To plagiarise JFK, ask not what business can do for your council, but what your council can do for business.
Within the last four years, people in Northern Ireland have voted in four elections; two to elect MPs to the UK Parliament at Westminster and two to elect MLAs to the Northern Ireland Assembly; and that’s before we count the by-elections which we have had along the way or, indeed, the seemingly all-engulfing Brexit referendum which has taken up the bandwidth of politics across the UK and Ireland.
In slightly more than four weeks’ time we will be going to the polls again, this time to elect representatives to our local councils.
This is the first local government election since the new ‘super councils’ have been fully operational.
While the reform that followed the Review of Public Administration, which shrank our pre-existing 26 councils down to 11, has brought some positive benefits, there is still much progress to be made.
There is a justifiable degree of dissatisfaction with politics, given that the last Assembly election in March 2017 has yet to deliver a functioning devolved government but during the political impasse, which has lasted more than two years, necessary action on infrastructure, skills and enhancing rates relief has not been taken.
However, it would be wrong to allow this frustration to lead to disengagement with politics in general.
Citizens, and perhaps most importantly, business owners, should continue to engage with policy makers.
As the posters go up on the lamppost, leaflets come through the letterbox and canvassers appear at the doorstep, we should consider how the various policy priorities and ideas for the local area will impact your business, for better or for worse.
For our part, as the voice of SMEs, FSB will be producing our own local government manifesto outlining areas where policy improvements can be made to help small business flourish, on issues where councils have responsibility.
While we will publish our manifesto in full soon, a key ask will be focused on improving the planning process, to make it more efficient, streamlined and geared towards increasing economic activity in the local area. Planners should approach applications with a ‘how can we make this work’ approach, rather than ‘this can’t be done’.
One area where councils need to put their own house in order is in relation to paying businesses promptly.
Much has been made recently regarding larger businesses treating firms in their supply chain unfairly, but local government must also ensure its performance is up to scratch.

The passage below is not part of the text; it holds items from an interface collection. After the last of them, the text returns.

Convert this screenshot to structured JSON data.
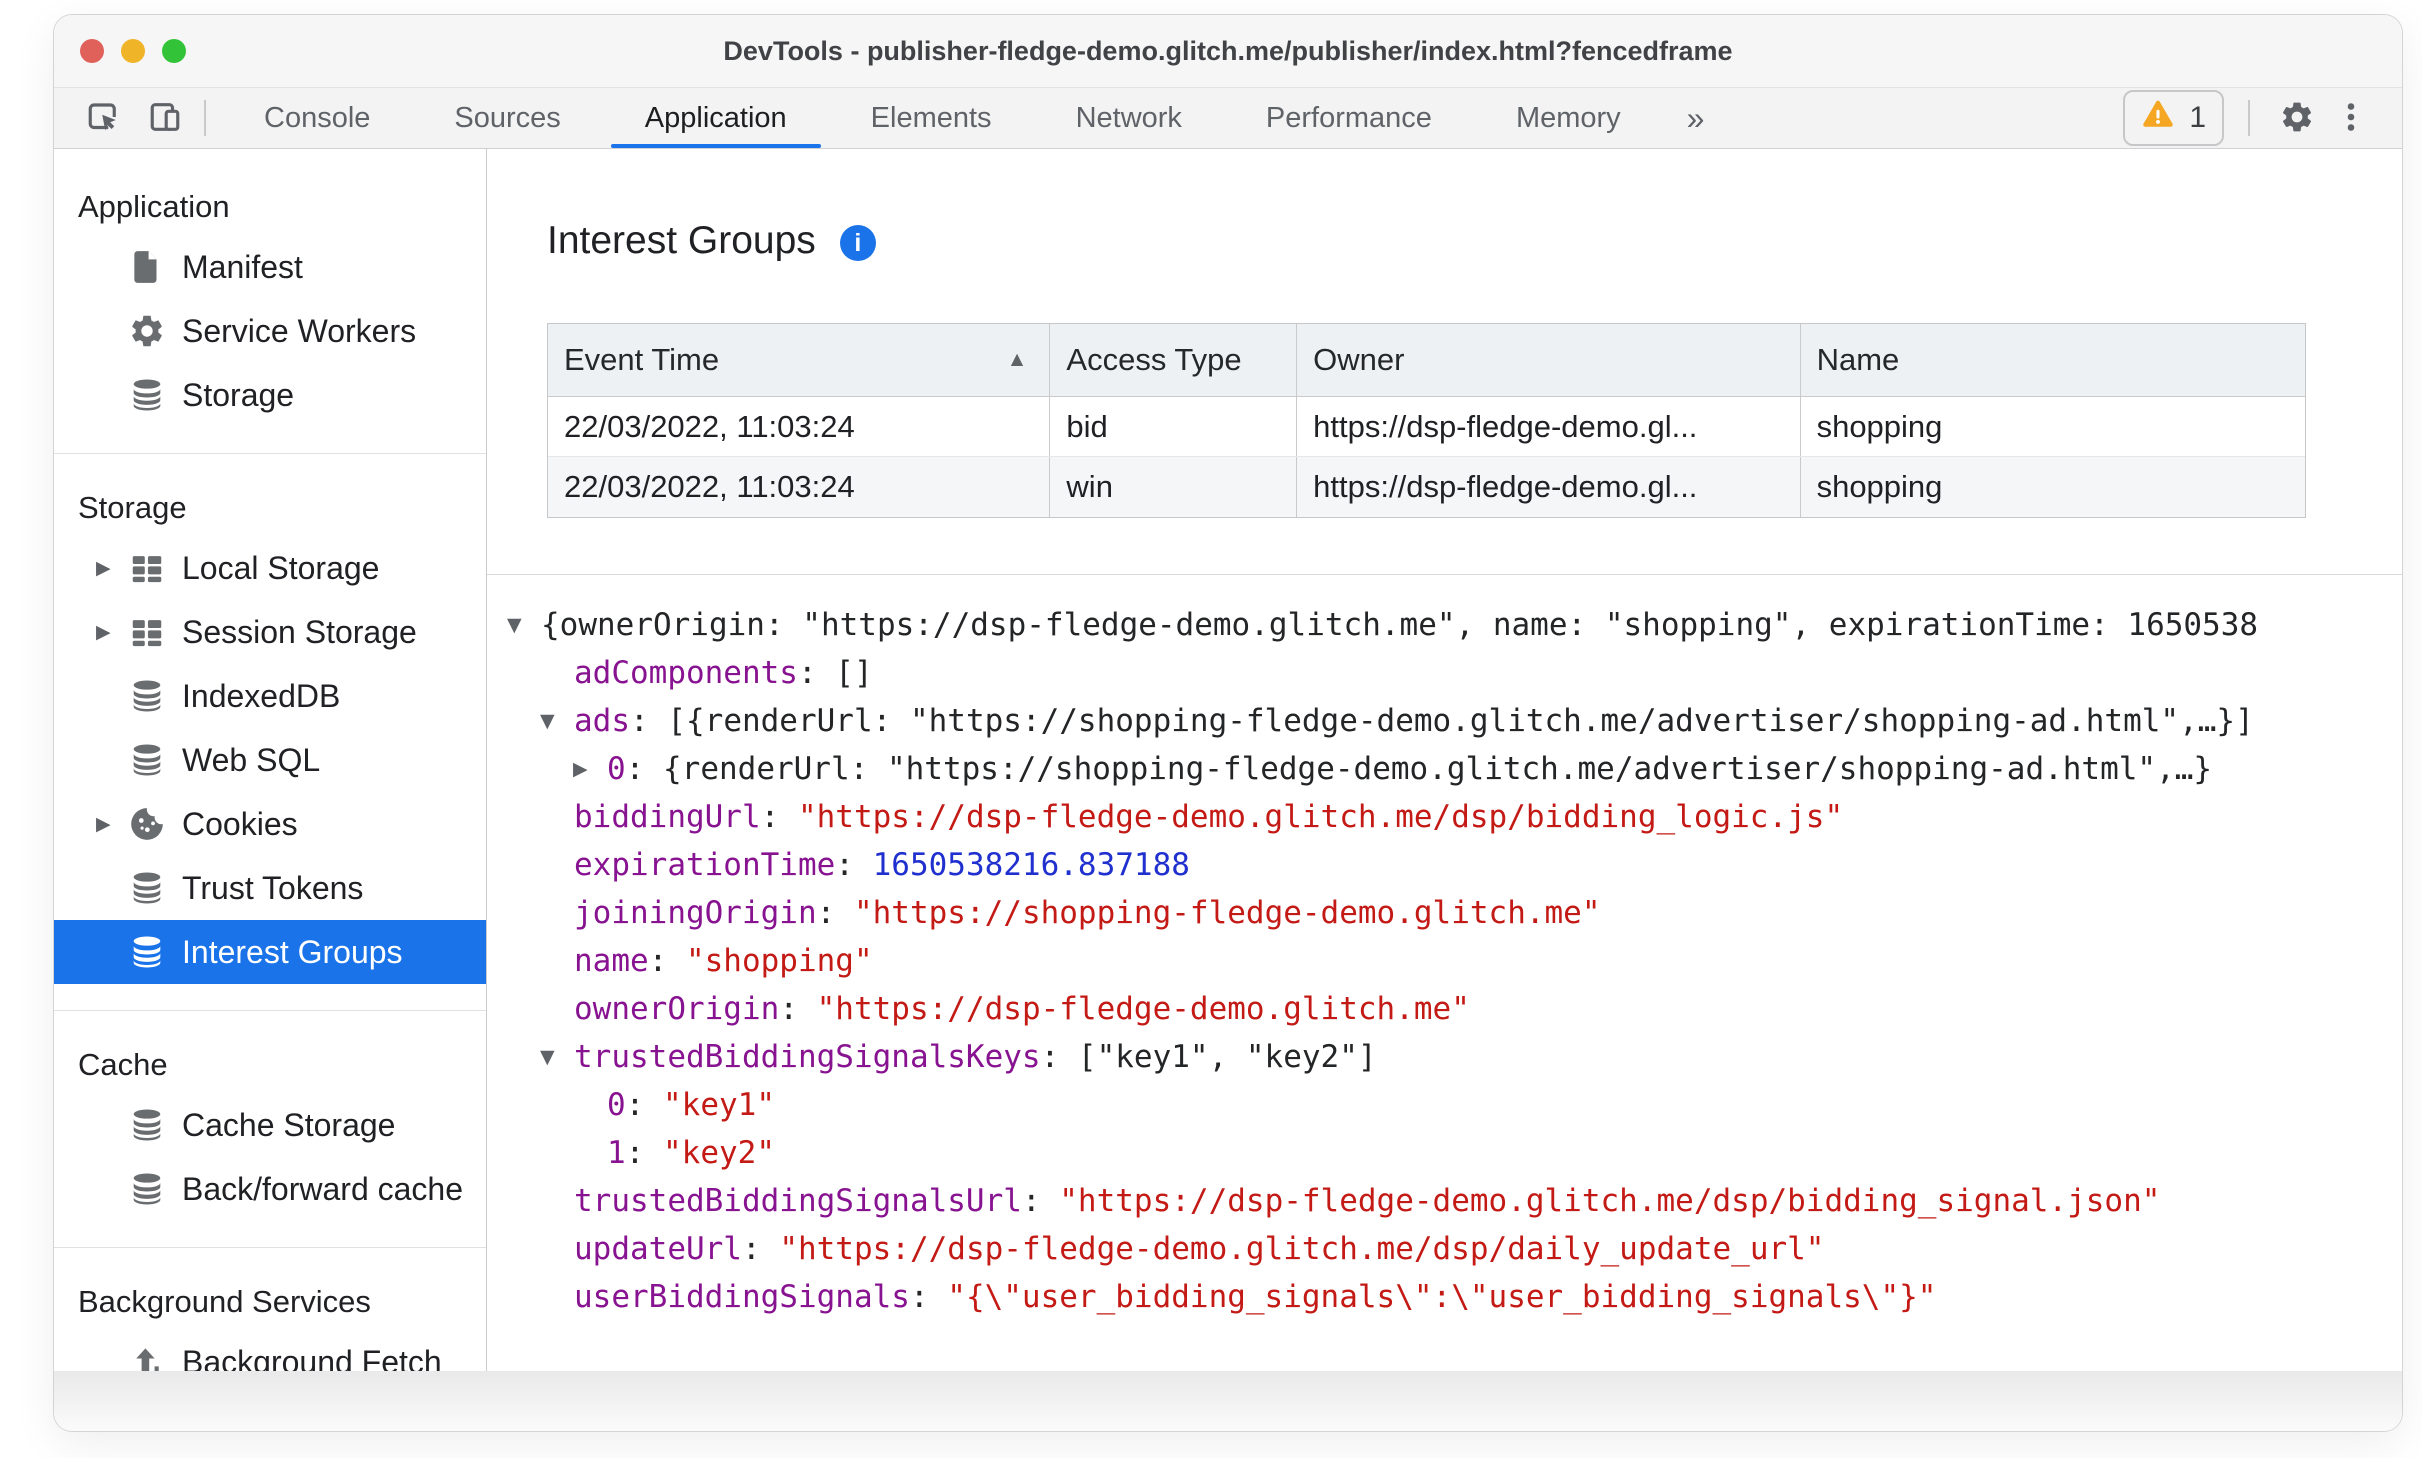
{
  "titlebar": {
    "title": "DevTools - publisher-fledge-demo.glitch.me/publisher/index.html?fencedframe"
  },
  "toolbar": {
    "left_icons": [
      "inspect-icon",
      "device-toolbar-icon"
    ],
    "tabs": [
      "Console",
      "Sources",
      "Application",
      "Elements",
      "Network",
      "Performance",
      "Memory"
    ],
    "selected_tab": "Application",
    "overflow_chevron": "»",
    "warning_count": "1",
    "right_icons": [
      "warning-icon",
      "settings-gear-icon",
      "kebab-menu-icon"
    ]
  },
  "sidebar": {
    "selected_item": "Interest Groups",
    "sections": [
      {
        "title": "Application",
        "items": [
          {
            "label": "Manifest",
            "icon": "file-icon",
            "expandable": false,
            "selected": false
          },
          {
            "label": "Service Workers",
            "icon": "gear-icon",
            "expandable": false,
            "selected": false
          },
          {
            "label": "Storage",
            "icon": "database-icon",
            "expandable": false,
            "selected": false
          }
        ]
      },
      {
        "title": "Storage",
        "items": [
          {
            "label": "Local Storage",
            "icon": "table-icon",
            "expandable": true,
            "selected": false
          },
          {
            "label": "Session Storage",
            "icon": "table-icon",
            "expandable": true,
            "selected": false
          },
          {
            "label": "IndexedDB",
            "icon": "database-icon",
            "expandable": false,
            "selected": false
          },
          {
            "label": "Web SQL",
            "icon": "database-icon",
            "expandable": false,
            "selected": false
          },
          {
            "label": "Cookies",
            "icon": "cookie-icon",
            "expandable": true,
            "selected": false
          },
          {
            "label": "Trust Tokens",
            "icon": "database-icon",
            "expandable": false,
            "selected": false
          },
          {
            "label": "Interest Groups",
            "icon": "database-icon",
            "expandable": false,
            "selected": true
          }
        ]
      },
      {
        "title": "Cache",
        "items": [
          {
            "label": "Cache Storage",
            "icon": "database-icon",
            "expandable": false,
            "selected": false
          },
          {
            "label": "Back/forward cache",
            "icon": "database-icon",
            "expandable": false,
            "selected": false
          }
        ]
      },
      {
        "title": "Background Services",
        "items": [
          {
            "label": "Background Fetch",
            "icon": "fetch-arrows-icon",
            "expandable": false,
            "selected": false
          }
        ]
      }
    ]
  },
  "main": {
    "heading": "Interest Groups",
    "info_icon_glyph": "i",
    "table": {
      "columns": [
        "Event Time",
        "Access Type",
        "Owner",
        "Name"
      ],
      "sort_column": "Event Time",
      "sort_direction": "ascending",
      "sort_indicator": "▲",
      "rows": [
        [
          "22/03/2022, 11:03:24",
          "bid",
          "https://dsp-fledge-demo.gl...",
          "shopping"
        ],
        [
          "22/03/2022, 11:03:24",
          "win",
          "https://dsp-fledge-demo.gl...",
          "shopping"
        ]
      ]
    },
    "json_tree": {
      "lines": [
        {
          "level": 0,
          "toggle": "open",
          "segments": [
            {
              "type": "plain",
              "text": "{ownerOrigin: \"https://dsp-fledge-demo.glitch.me\", name: \"shopping\", expirationTime: 1650538"
            }
          ]
        },
        {
          "level": 1,
          "toggle": null,
          "segments": [
            {
              "type": "key",
              "text": "adComponents"
            },
            {
              "type": "plain",
              "text": ": []"
            }
          ]
        },
        {
          "level": 1,
          "toggle": "open",
          "segments": [
            {
              "type": "key",
              "text": "ads"
            },
            {
              "type": "plain",
              "text": ": [{renderUrl: \"https://shopping-fledge-demo.glitch.me/advertiser/shopping-ad.html\",…}]"
            }
          ]
        },
        {
          "level": 2,
          "toggle": "closed",
          "segments": [
            {
              "type": "key",
              "text": "0"
            },
            {
              "type": "plain",
              "text": ": {renderUrl: \"https://shopping-fledge-demo.glitch.me/advertiser/shopping-ad.html\",…}"
            }
          ]
        },
        {
          "level": 1,
          "toggle": null,
          "segments": [
            {
              "type": "key",
              "text": "biddingUrl"
            },
            {
              "type": "plain",
              "text": ": "
            },
            {
              "type": "string",
              "text": "\"https://dsp-fledge-demo.glitch.me/dsp/bidding_logic.js\""
            }
          ]
        },
        {
          "level": 1,
          "toggle": null,
          "segments": [
            {
              "type": "key",
              "text": "expirationTime"
            },
            {
              "type": "plain",
              "text": ": "
            },
            {
              "type": "number",
              "text": "1650538216.837188"
            }
          ]
        },
        {
          "level": 1,
          "toggle": null,
          "segments": [
            {
              "type": "key",
              "text": "joiningOrigin"
            },
            {
              "type": "plain",
              "text": ": "
            },
            {
              "type": "string",
              "text": "\"https://shopping-fledge-demo.glitch.me\""
            }
          ]
        },
        {
          "level": 1,
          "toggle": null,
          "segments": [
            {
              "type": "key",
              "text": "name"
            },
            {
              "type": "plain",
              "text": ": "
            },
            {
              "type": "string",
              "text": "\"shopping\""
            }
          ]
        },
        {
          "level": 1,
          "toggle": null,
          "segments": [
            {
              "type": "key",
              "text": "ownerOrigin"
            },
            {
              "type": "plain",
              "text": ": "
            },
            {
              "type": "string",
              "text": "\"https://dsp-fledge-demo.glitch.me\""
            }
          ]
        },
        {
          "level": 1,
          "toggle": "open",
          "segments": [
            {
              "type": "key",
              "text": "trustedBiddingSignalsKeys"
            },
            {
              "type": "plain",
              "text": ": [\"key1\", \"key2\"]"
            }
          ]
        },
        {
          "level": 2,
          "toggle": null,
          "segments": [
            {
              "type": "key",
              "text": "0"
            },
            {
              "type": "plain",
              "text": ": "
            },
            {
              "type": "string",
              "text": "\"key1\""
            }
          ]
        },
        {
          "level": 2,
          "toggle": null,
          "segments": [
            {
              "type": "key",
              "text": "1"
            },
            {
              "type": "plain",
              "text": ": "
            },
            {
              "type": "string",
              "text": "\"key2\""
            }
          ]
        },
        {
          "level": 1,
          "toggle": null,
          "segments": [
            {
              "type": "key",
              "text": "trustedBiddingSignalsUrl"
            },
            {
              "type": "plain",
              "text": ": "
            },
            {
              "type": "string",
              "text": "\"https://dsp-fledge-demo.glitch.me/dsp/bidding_signal.json\""
            }
          ]
        },
        {
          "level": 1,
          "toggle": null,
          "segments": [
            {
              "type": "key",
              "text": "updateUrl"
            },
            {
              "type": "plain",
              "text": ": "
            },
            {
              "type": "string",
              "text": "\"https://dsp-fledge-demo.glitch.me/dsp/daily_update_url\""
            }
          ]
        },
        {
          "level": 1,
          "toggle": null,
          "segments": [
            {
              "type": "key",
              "text": "userBiddingSignals"
            },
            {
              "type": "plain",
              "text": ": "
            },
            {
              "type": "string",
              "text": "\"{\\\"user_bidding_signals\\\":\\\"user_bidding_signals\\\"}\""
            }
          ]
        }
      ]
    }
  },
  "colors": {
    "accent_blue": "#1a73e8",
    "selected_row_bg": "#1a73e8",
    "json_key": "#881391",
    "json_string": "#c41a16",
    "json_number": "#2030cf",
    "warning_orange": "#f5a623",
    "toolbar_bg": "#f3f3f4",
    "table_header_bg": "#eef1f3"
  }
}
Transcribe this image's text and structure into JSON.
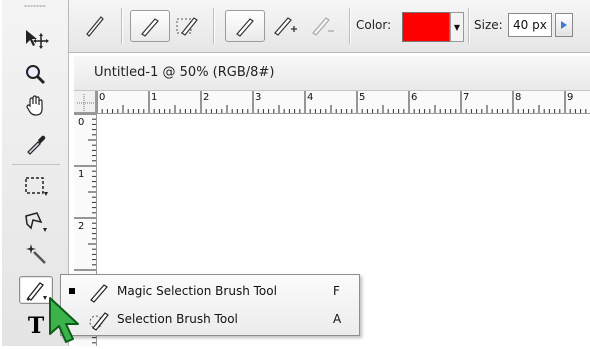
{
  "options_bar": {
    "color_label": "Color:",
    "color_value": "#ff0000",
    "size_label": "Size:",
    "size_value": "40 px"
  },
  "document": {
    "title": "Untitled-1 @ 50% (RGB/8#)",
    "ruler_h_labels": [
      "0",
      "1",
      "2",
      "3",
      "4",
      "5",
      "6",
      "7",
      "8",
      "9"
    ],
    "ruler_v_labels": [
      "0",
      "1",
      "2"
    ]
  },
  "tools": {
    "text_tool_glyph": "T"
  },
  "flyout": {
    "items": [
      {
        "label": "Magic Selection Brush Tool",
        "shortcut": "F",
        "selected": true
      },
      {
        "label": "Selection Brush Tool",
        "shortcut": "A",
        "selected": false
      }
    ]
  },
  "icons": [
    "move-tool-icon",
    "zoom-tool-icon",
    "hand-tool-icon",
    "eyedropper-tool-icon",
    "marquee-tool-icon",
    "lasso-tool-icon",
    "magic-wand-tool-icon",
    "magic-selection-brush-icon",
    "text-tool-icon"
  ]
}
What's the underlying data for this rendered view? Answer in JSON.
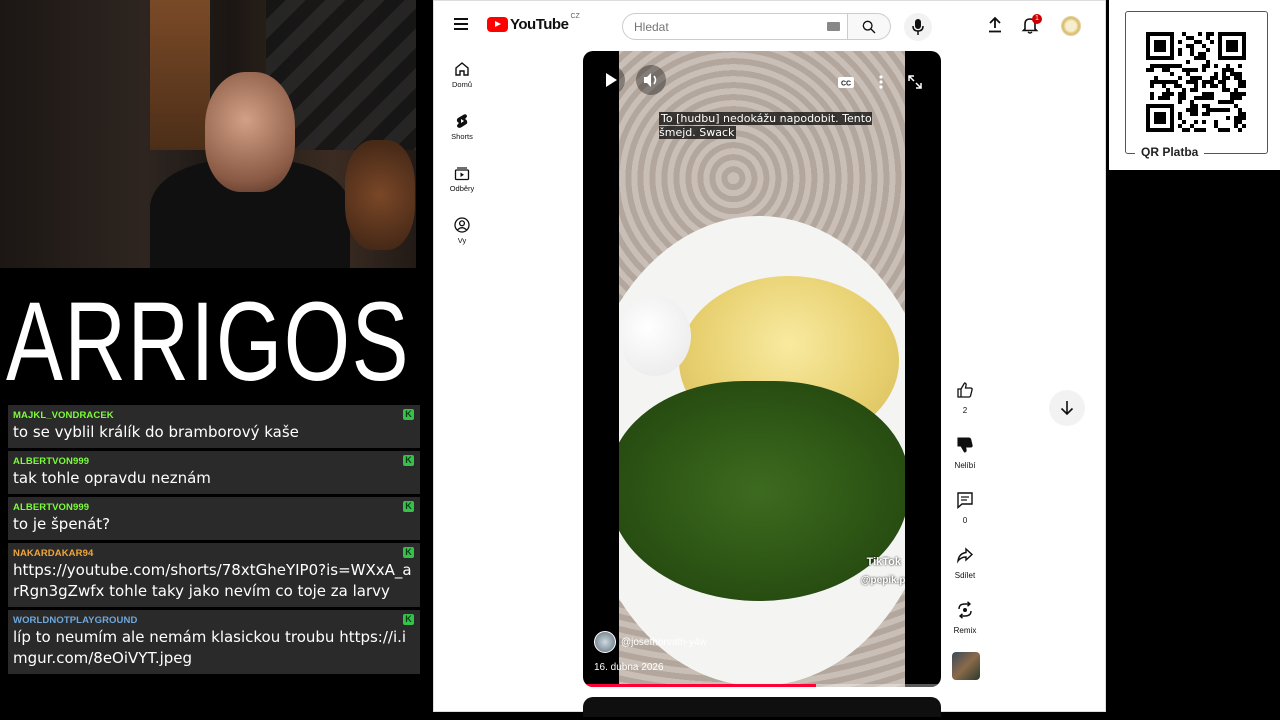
{
  "stream": {
    "logo_text": "ARRIGOS",
    "chat": [
      {
        "user": "MAJKL_VONDRACEK",
        "user_color": "#7cfc3a",
        "text": "to se vyblil králík do bramborový kaše"
      },
      {
        "user": "ALBERTVON999",
        "user_color": "#7cfc3a",
        "text": "tak tohle opravdu neznám"
      },
      {
        "user": "ALBERTVON999",
        "user_color": "#7cfc3a",
        "text": "to je špenát?"
      },
      {
        "user": "NAKARDAKAR94",
        "user_color": "#f0a63a",
        "text": "https://youtube.com/shorts/78xtGheYIP0?is=WXxA_arRgn3gZwfx tohle taky jako nevím co toje za larvy"
      },
      {
        "user": "WORLDNOTPLAYGROUND",
        "user_color": "#6fa8dc",
        "text": "líp to neumím ale nemám klasickou troubu https://i.imgur.com/8eOiVYT.jpeg"
      }
    ],
    "kick_badge": "K"
  },
  "youtube": {
    "logo_word": "YouTube",
    "logo_country": "CZ",
    "search_placeholder": "Hledat",
    "notification_count": "1",
    "nav": [
      {
        "label": "Domů",
        "icon": "home-icon"
      },
      {
        "label": "Shorts",
        "icon": "shorts-icon"
      },
      {
        "label": "Odběry",
        "icon": "subscriptions-icon"
      },
      {
        "label": "Vy",
        "icon": "you-icon"
      }
    ],
    "short": {
      "caption": "To [hudbu] nedokážu napodobit. Tento šmejd. Swack",
      "channel": "@josefhorvath-y4w",
      "date": "16. dubna 2026",
      "watermark_app": "TikTok",
      "watermark_user": "@pepik.pepano",
      "progress": 0.65
    },
    "actions": {
      "like_count": "2",
      "dislike_label": "Nelíbí",
      "comment_count": "0",
      "share_label": "Sdílet",
      "remix_label": "Remix"
    }
  },
  "qr": {
    "label": "QR Platba"
  },
  "colors": {
    "yt_red": "#ff0000",
    "progress_red": "#ff0033",
    "chat_bg": "#2a2a2a",
    "kick_green": "#35c24a"
  }
}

In 2017-18 in Northern Ireland, only 48 percent of invoices were paid within ten working days by the local councils and 17 percent of invoices were still not paid after 30 calendar days.
Our councils should be beacons of best practice in this regard, and should not be creating unnecessary difficulties for the SMEs which serve the community – hence the need to ask what councils can do for business.
And in the spirit of councils working with business, the recently approved Belfast Region City Deal featured collaboration by six of our local councils, central and regional government, the private sector and universities.
This will bring a bespoke package of funding and decision making powers with the aim of harnessing additional investment, creating new jobs and accelerating inclusive economic growth.
Going forward, this collaboration should form a blue print to other initiatives, demonstrating what can be achieved as different stakeholders from the public and private sectors work in partnership.
FSB successfully lobbied the UK Government for the Belfast Region City Deal to be introduced and we continue to urge progression of a City Deal for Derry/Londonderry City Region. It’s crucial as the City Deal projects progress there is a key role for SMEs within them to maximise regeneration and social benefit. As we approach the local government elections, we must focus on what councils can do better to improve the local economic environment for small businesses. Sometimes it may be the case that councils can offer additional support and guidance to SMEs; on other occasions it may be a case of removing barriers, speeding up processes and trimming down unnecessary red tape.
Above all, we hope that prospective councillors listen to small businesses, recognise their role as the drivers of the local economy and place their needs and concerns at the heart of local government.